Look through the lines below and extract each one that contains "image".
==== Records for processing
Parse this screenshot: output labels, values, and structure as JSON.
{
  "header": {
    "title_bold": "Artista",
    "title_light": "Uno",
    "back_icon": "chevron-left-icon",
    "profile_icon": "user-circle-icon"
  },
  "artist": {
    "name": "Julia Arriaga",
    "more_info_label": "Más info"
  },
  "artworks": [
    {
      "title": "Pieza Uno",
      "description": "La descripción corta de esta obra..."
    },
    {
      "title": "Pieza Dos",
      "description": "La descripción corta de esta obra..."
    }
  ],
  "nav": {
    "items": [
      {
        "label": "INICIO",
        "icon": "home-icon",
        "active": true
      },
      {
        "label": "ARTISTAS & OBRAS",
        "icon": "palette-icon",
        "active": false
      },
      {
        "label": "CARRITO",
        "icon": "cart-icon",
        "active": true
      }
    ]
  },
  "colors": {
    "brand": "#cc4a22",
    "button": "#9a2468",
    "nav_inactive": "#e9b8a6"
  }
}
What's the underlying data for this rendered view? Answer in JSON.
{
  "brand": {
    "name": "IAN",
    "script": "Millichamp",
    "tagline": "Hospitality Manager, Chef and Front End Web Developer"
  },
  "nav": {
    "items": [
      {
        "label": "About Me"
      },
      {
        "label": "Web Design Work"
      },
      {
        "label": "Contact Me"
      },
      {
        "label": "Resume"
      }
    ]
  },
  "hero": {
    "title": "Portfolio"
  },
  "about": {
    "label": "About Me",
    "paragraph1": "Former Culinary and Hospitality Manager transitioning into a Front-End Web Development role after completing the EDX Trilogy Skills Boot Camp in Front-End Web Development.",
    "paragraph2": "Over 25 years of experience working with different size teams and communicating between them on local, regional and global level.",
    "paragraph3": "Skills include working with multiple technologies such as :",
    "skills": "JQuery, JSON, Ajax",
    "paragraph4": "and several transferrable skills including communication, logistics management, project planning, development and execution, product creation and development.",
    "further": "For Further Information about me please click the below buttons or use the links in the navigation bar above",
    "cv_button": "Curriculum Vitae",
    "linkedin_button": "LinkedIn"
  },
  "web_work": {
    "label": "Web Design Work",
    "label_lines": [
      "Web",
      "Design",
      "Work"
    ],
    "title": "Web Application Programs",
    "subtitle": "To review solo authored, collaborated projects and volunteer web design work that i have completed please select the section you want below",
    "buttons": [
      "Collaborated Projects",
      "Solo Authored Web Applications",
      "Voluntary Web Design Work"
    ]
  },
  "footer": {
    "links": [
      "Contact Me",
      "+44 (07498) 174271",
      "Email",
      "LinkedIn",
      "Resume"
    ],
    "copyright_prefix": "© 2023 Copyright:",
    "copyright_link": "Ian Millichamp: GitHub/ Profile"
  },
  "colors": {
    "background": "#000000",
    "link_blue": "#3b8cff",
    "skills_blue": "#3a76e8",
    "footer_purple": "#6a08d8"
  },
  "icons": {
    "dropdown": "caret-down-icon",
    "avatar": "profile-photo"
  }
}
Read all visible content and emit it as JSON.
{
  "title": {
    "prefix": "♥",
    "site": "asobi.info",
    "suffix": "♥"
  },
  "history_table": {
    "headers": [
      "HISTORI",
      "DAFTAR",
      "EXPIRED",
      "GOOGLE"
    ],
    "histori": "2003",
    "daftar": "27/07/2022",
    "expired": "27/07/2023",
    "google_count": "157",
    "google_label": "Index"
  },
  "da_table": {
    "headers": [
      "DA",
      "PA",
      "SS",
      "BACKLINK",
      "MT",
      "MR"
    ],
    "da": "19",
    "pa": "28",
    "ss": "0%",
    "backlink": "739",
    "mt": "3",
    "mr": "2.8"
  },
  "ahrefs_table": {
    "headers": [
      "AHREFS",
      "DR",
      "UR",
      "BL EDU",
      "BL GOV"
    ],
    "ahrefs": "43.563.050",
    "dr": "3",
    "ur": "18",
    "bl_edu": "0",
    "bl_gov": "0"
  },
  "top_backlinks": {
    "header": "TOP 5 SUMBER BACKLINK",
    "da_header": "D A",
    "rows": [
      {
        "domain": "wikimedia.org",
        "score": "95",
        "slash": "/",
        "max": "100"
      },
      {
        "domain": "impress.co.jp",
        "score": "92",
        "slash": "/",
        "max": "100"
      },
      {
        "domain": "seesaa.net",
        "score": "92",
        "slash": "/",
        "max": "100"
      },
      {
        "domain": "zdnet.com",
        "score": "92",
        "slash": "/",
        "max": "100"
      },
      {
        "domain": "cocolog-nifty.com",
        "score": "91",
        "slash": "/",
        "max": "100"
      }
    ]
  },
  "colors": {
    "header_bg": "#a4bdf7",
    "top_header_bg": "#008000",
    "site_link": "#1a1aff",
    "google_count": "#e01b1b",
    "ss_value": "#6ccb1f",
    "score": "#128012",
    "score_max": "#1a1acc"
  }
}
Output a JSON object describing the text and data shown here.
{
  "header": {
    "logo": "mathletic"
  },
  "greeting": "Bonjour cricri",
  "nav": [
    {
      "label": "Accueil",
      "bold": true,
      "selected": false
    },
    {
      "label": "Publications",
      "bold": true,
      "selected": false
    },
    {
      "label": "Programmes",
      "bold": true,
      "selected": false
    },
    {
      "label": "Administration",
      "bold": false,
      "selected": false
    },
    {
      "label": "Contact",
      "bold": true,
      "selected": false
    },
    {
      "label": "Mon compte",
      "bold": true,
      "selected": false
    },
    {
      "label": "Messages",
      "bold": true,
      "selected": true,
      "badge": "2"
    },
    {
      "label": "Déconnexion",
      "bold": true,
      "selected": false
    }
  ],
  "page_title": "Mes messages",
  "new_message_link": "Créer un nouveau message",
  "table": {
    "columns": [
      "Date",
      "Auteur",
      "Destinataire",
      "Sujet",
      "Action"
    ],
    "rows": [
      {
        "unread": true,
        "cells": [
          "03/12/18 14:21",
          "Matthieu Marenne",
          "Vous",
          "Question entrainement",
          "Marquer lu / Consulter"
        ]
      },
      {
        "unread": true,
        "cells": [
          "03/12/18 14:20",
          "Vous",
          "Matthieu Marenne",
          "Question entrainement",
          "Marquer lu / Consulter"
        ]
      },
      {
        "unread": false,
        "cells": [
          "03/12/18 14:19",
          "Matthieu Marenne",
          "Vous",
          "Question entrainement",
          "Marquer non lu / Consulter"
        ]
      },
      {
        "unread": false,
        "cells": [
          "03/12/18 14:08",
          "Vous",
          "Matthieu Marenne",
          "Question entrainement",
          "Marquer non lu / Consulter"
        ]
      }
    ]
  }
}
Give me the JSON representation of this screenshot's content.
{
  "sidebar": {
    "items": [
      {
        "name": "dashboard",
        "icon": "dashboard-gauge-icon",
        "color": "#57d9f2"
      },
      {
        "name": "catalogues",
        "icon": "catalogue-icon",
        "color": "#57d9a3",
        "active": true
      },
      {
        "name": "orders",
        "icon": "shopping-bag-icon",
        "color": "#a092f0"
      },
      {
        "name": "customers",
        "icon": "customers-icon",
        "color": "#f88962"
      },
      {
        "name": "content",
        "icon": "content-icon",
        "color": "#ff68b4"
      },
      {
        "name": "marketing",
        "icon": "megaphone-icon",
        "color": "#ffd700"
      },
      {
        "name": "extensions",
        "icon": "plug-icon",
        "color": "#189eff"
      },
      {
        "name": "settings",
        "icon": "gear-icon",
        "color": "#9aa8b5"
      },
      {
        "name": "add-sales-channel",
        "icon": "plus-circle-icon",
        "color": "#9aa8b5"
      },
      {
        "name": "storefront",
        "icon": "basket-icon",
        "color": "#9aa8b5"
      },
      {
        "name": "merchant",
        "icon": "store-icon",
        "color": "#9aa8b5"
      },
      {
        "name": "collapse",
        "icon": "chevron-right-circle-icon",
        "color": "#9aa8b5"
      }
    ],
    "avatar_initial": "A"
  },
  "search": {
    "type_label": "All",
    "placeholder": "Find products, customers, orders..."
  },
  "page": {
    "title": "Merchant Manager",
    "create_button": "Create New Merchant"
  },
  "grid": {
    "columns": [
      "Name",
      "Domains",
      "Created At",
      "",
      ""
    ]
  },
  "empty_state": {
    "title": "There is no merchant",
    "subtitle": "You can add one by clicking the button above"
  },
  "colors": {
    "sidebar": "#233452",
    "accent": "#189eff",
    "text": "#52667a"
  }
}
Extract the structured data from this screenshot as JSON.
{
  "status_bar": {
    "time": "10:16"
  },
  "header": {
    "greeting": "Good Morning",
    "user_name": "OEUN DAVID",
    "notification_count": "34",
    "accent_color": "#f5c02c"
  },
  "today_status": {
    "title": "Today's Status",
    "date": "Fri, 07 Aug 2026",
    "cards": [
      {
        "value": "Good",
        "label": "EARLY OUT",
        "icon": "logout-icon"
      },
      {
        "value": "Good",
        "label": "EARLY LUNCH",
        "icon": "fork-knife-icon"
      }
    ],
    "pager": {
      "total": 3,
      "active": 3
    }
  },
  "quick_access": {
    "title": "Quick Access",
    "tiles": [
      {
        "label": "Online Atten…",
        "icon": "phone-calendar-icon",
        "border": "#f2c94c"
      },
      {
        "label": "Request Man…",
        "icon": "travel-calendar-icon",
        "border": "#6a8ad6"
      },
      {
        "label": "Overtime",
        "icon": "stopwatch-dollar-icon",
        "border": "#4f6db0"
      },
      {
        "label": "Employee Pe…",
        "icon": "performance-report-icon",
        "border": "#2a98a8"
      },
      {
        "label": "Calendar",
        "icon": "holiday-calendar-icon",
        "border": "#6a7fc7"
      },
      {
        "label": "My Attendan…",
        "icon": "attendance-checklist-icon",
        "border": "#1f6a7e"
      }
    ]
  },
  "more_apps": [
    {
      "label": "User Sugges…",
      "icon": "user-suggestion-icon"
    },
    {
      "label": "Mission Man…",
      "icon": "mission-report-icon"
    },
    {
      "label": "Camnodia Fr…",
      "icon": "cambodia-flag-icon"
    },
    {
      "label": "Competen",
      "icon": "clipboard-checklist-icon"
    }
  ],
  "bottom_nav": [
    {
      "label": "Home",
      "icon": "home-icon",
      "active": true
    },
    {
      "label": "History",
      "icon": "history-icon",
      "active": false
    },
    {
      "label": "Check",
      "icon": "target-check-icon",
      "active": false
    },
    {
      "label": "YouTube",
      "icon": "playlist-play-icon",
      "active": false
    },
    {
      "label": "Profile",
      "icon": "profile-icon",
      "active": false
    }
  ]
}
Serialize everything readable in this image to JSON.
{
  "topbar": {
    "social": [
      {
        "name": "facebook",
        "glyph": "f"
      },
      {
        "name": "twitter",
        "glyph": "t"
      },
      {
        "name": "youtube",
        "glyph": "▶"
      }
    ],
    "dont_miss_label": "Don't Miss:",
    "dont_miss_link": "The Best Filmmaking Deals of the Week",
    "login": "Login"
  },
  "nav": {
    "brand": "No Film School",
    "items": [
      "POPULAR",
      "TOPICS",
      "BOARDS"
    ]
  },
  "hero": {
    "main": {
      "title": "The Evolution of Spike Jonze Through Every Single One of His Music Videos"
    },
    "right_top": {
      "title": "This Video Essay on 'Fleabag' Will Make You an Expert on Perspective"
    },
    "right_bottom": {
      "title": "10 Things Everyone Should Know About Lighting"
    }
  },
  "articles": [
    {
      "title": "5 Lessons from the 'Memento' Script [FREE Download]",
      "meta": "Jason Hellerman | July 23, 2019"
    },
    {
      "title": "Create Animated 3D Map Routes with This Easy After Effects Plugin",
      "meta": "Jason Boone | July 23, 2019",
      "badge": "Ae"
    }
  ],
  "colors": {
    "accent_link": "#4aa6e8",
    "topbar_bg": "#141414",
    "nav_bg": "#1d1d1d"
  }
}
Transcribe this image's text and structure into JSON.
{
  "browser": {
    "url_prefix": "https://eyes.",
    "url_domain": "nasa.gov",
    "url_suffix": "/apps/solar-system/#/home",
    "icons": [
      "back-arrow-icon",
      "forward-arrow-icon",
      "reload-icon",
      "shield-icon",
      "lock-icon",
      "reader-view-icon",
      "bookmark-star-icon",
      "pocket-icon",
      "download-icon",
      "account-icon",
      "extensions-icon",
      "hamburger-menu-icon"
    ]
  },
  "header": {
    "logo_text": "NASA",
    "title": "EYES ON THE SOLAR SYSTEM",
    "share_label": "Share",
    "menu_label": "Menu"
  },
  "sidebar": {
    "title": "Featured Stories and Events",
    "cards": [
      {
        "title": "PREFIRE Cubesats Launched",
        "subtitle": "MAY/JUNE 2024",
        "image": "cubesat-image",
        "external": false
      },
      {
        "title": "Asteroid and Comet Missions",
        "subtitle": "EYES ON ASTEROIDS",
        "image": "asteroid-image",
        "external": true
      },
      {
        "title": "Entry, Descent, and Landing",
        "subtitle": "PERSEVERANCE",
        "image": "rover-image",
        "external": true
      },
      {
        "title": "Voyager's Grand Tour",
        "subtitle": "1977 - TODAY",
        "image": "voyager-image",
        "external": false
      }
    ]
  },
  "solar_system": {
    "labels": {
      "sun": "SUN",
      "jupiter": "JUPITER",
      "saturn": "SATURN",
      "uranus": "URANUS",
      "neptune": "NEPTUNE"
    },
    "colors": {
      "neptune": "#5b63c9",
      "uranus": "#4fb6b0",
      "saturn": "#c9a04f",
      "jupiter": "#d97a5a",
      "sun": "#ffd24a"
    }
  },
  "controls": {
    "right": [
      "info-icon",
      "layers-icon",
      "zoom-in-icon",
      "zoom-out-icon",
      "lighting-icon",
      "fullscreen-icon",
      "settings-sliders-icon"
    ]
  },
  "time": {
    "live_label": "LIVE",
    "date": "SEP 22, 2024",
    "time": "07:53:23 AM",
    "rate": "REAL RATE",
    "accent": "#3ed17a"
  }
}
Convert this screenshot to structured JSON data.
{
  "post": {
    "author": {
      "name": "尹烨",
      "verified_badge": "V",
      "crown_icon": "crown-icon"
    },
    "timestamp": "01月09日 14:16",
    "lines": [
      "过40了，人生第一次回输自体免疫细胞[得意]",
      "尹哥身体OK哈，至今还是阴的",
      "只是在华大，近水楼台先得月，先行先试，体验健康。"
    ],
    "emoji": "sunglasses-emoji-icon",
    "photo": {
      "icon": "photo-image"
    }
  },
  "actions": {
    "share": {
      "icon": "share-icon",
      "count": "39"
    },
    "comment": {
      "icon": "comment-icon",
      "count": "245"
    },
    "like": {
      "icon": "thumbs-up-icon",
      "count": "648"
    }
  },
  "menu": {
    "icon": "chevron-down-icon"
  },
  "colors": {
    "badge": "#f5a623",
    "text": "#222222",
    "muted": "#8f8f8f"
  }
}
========
- **Solution for this task**:
Serialize everything readable in this image to JSON.
Transcribe this image's text and structure into JSON.
        "image": "cubesat-image",
        "image": "asteroid-image",
        "image": "rover-image",
        "image": "voyager-image",
      "icon": "photo-image"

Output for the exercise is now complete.